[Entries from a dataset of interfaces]
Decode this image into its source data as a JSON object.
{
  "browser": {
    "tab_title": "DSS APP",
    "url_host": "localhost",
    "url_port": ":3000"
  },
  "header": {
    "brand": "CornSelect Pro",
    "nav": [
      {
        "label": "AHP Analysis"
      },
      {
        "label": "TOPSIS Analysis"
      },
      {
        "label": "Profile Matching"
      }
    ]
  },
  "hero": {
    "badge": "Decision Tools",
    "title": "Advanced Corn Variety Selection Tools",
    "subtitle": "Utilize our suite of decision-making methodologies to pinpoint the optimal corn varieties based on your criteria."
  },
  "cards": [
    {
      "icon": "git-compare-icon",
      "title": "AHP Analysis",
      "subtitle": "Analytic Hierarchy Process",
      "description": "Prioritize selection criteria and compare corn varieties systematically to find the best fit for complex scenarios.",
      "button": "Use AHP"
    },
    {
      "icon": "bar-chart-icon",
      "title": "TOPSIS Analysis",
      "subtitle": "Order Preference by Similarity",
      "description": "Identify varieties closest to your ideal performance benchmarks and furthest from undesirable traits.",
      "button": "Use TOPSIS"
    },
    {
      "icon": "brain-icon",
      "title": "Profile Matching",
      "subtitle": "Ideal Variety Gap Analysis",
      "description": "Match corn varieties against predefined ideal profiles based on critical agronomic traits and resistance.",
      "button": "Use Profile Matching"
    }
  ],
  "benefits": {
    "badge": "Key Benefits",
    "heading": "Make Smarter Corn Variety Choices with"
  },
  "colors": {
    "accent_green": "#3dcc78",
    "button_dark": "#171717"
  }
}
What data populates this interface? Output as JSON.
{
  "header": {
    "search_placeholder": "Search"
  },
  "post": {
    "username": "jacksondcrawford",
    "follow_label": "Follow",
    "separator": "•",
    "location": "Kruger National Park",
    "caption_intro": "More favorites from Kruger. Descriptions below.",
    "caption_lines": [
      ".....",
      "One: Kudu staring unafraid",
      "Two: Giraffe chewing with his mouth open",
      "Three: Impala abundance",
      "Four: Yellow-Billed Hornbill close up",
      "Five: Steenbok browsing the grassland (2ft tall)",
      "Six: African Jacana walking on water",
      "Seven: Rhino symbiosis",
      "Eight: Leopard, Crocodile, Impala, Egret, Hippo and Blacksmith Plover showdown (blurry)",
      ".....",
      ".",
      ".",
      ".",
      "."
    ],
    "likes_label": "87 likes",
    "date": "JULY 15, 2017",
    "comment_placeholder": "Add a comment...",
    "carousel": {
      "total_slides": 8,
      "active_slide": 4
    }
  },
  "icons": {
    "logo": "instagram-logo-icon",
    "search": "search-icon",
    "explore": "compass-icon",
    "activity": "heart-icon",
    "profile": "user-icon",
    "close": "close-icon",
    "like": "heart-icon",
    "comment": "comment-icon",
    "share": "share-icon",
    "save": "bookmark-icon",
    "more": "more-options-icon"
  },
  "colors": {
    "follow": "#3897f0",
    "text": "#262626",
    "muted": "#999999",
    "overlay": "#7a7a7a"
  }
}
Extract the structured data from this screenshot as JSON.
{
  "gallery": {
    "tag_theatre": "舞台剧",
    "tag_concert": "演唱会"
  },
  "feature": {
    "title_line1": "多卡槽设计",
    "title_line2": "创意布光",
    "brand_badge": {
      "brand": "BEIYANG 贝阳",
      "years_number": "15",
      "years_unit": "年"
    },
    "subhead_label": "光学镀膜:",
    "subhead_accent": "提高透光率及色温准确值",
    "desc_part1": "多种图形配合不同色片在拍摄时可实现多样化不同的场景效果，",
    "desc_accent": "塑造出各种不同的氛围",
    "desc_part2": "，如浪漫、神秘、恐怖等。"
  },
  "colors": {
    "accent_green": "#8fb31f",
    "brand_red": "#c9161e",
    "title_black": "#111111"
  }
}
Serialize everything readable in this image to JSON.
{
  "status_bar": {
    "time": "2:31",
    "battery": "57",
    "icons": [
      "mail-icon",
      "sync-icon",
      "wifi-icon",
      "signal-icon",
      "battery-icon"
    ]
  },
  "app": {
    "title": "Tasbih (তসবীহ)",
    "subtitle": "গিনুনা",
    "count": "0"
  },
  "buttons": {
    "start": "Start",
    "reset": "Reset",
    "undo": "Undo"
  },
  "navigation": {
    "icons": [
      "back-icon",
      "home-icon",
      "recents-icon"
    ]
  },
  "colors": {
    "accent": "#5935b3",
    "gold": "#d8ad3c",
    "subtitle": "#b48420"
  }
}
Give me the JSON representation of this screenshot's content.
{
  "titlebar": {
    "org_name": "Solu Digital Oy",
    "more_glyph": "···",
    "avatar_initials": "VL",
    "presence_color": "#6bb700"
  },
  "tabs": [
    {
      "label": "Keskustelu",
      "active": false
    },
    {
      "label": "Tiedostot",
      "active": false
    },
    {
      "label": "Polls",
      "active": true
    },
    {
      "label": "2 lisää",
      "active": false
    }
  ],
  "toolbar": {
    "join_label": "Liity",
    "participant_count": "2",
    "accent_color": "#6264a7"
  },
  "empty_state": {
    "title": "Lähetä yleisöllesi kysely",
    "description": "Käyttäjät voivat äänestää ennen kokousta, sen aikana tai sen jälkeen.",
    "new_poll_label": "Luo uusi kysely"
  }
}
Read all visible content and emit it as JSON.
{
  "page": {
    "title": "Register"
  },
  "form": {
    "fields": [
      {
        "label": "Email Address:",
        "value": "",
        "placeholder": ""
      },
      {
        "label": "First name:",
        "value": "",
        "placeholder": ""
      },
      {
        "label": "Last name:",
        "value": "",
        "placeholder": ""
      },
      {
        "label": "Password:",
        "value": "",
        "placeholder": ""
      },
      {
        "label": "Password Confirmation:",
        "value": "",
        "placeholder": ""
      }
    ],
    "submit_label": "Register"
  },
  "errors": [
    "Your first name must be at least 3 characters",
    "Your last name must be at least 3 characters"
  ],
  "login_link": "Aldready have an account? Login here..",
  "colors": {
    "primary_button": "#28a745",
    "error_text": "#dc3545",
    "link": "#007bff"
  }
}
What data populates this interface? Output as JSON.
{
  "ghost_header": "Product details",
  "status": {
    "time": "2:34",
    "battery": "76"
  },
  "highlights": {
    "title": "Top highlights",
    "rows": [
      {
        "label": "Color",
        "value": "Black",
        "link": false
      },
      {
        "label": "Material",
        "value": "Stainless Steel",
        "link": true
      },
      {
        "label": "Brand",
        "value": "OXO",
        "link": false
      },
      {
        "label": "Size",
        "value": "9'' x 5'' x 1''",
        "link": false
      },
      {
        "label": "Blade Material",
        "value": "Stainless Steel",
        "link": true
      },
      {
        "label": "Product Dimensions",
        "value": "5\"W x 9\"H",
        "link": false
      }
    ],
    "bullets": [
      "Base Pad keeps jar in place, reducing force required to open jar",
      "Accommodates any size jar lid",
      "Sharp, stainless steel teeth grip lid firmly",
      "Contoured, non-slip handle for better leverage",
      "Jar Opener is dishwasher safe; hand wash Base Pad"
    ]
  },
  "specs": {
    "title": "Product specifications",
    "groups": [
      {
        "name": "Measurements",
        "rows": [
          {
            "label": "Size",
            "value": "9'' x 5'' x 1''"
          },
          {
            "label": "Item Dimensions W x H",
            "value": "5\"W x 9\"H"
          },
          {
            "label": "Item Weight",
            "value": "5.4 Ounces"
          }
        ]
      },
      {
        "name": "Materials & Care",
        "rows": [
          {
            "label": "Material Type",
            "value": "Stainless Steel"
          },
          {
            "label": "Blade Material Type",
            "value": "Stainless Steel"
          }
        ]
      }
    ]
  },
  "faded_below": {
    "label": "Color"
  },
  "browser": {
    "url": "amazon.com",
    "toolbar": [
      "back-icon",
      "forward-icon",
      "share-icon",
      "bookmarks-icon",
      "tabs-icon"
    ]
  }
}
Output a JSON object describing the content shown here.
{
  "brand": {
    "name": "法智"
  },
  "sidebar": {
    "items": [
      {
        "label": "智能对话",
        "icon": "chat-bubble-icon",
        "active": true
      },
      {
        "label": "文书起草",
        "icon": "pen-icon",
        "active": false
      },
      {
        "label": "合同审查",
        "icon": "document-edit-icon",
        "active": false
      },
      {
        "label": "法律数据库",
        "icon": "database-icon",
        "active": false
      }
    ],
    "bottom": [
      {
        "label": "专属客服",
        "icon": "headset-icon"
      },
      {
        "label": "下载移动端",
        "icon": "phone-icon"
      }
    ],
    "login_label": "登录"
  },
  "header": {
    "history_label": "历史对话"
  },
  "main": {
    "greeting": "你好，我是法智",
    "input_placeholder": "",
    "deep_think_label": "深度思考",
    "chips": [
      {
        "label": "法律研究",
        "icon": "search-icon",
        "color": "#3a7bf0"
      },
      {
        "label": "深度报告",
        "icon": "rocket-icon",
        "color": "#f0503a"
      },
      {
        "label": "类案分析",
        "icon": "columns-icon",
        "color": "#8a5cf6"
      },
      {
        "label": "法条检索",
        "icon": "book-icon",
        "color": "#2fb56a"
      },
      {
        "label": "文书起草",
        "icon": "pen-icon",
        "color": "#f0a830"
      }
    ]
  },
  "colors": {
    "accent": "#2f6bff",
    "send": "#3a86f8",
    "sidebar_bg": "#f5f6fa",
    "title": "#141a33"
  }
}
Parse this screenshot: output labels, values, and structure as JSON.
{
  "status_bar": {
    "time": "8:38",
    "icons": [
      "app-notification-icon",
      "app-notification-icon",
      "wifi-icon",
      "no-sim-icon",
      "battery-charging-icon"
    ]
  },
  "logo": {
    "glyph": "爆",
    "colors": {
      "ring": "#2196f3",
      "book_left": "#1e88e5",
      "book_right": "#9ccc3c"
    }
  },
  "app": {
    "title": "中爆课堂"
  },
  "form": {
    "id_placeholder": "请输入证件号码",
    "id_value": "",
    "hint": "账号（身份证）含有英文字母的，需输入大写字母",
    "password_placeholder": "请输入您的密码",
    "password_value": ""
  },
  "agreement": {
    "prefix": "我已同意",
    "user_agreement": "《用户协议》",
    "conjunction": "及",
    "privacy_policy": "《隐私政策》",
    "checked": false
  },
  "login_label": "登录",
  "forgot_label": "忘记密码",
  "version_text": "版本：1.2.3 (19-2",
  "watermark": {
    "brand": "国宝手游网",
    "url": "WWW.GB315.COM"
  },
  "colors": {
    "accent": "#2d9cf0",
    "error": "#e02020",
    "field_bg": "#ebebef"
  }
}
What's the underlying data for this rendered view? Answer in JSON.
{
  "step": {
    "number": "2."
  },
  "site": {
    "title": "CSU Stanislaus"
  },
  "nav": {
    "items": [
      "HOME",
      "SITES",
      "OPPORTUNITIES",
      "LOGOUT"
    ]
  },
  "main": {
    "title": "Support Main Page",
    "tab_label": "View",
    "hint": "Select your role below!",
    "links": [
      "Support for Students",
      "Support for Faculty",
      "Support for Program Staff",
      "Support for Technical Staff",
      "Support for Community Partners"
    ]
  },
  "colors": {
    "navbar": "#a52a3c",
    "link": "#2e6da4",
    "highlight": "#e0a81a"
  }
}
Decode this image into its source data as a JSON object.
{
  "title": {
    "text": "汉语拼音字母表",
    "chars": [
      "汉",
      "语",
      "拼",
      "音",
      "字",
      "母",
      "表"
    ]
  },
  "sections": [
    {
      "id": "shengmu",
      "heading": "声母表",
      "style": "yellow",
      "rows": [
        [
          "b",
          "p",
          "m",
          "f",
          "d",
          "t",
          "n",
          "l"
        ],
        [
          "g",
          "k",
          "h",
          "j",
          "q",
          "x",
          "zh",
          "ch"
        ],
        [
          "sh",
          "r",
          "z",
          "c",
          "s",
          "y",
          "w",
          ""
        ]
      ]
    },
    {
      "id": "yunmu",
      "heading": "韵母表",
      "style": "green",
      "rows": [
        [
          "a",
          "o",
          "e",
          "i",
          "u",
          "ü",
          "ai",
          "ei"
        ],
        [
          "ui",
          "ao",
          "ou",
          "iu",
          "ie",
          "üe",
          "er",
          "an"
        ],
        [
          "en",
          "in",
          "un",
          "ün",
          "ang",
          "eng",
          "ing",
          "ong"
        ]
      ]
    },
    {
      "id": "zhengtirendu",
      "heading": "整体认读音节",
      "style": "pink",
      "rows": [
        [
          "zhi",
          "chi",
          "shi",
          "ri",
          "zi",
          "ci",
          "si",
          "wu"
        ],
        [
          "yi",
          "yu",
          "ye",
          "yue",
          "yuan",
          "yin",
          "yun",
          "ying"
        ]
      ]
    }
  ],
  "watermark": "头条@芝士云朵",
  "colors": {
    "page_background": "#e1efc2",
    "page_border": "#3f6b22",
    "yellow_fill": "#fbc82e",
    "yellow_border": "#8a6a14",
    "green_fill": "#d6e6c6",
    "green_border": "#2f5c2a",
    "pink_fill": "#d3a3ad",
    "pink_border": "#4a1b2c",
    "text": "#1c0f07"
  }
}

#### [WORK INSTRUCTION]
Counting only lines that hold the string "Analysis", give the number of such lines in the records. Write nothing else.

#### [COMPLETED EXERCISE]
5